of Multimodal Particulate Composites

B.C. Collins

Computational Science and Engineering
University of Illinois at Urbana-Champaign
Urbana, IL 61801 USA

K. Matouš

Aerospace and Mechanical Engineering Department
University of Notre Dame
Notre Dame, IN 46556, USA

D. Rypl

Department of Mechanics
Faculty of Civil Engineering
Czech Technical University in Prague
Thákurova 7, 166 29 Prague, Czech Republic
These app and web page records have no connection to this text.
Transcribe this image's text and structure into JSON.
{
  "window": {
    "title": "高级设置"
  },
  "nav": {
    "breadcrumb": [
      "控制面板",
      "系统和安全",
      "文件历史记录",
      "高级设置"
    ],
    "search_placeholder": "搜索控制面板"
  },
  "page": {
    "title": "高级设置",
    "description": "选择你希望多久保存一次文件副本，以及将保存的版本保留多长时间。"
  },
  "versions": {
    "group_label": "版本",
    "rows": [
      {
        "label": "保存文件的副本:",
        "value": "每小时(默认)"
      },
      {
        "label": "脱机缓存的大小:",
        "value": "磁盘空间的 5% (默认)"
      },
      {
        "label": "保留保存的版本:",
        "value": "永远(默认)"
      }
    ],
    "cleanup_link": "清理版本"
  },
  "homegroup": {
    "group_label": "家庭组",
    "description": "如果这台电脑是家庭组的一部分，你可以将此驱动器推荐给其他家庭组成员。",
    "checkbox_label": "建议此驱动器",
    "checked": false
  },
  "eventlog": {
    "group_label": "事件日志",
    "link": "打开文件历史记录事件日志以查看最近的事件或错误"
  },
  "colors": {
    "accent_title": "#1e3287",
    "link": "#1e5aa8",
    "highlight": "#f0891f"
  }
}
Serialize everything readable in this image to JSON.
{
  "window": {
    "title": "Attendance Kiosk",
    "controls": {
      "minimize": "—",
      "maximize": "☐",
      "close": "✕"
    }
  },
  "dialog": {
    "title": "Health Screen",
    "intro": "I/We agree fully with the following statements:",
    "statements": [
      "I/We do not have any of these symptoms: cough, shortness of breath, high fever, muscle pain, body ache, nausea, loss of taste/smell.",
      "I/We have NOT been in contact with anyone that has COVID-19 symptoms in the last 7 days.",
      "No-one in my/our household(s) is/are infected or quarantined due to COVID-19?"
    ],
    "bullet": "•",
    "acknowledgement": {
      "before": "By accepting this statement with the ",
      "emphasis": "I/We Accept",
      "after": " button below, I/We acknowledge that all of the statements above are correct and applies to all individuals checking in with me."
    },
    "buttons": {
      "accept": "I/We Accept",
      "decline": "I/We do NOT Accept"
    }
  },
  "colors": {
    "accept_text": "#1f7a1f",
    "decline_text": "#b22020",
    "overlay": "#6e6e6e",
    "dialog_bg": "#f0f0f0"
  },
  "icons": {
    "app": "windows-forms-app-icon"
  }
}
In the current digital age, it is befitting that complex heterogeneous materials, such as solid propellants, are characterized by digital computational and/or experimental techniques. Of those, microcomputer tomography (micro-CT) and advanced packing algorithms are the most popular for identifying the statistics of multimodal, random, particulate composites. In this work, we develop a procedure for the characterization and reconstruction of periodic unit cells of highly filled, multimodal, particulate composites from a packing algorithm. Rocpack, a particle packing software, is used to generate the solid propellant microstructures, and one-, two-, and three-point probability functions are used to describe their statistical morphology. However, both the experimentally scanned or computationally designed packs are usually nonoptimal in size and likely too big to be fully numerically resolved when complex nonlinear processes, such as combustion, decohesion, matrix tearing, etc., are modeled. Thus, domain reduction techniques, which can reconstruct the optimal periodic unit cell, are important to narrow the problem size while preserving the statistics. The three-dimensional reconstruction is carried out using a parallel augmented simulated annealing algorithm. Then, the resulting cell geometries are discretized, taking into consideration the periodic layout using our master/slave approach implemented into a sophisticated meshing generator T3D. Final discretized geometries show only a small loss of volume fraction. Particulate systems composed of 40 and 70% volume fractions are investigated, and the unit cells are reconstructed such that the statistical correspondence to the original packs is maintained.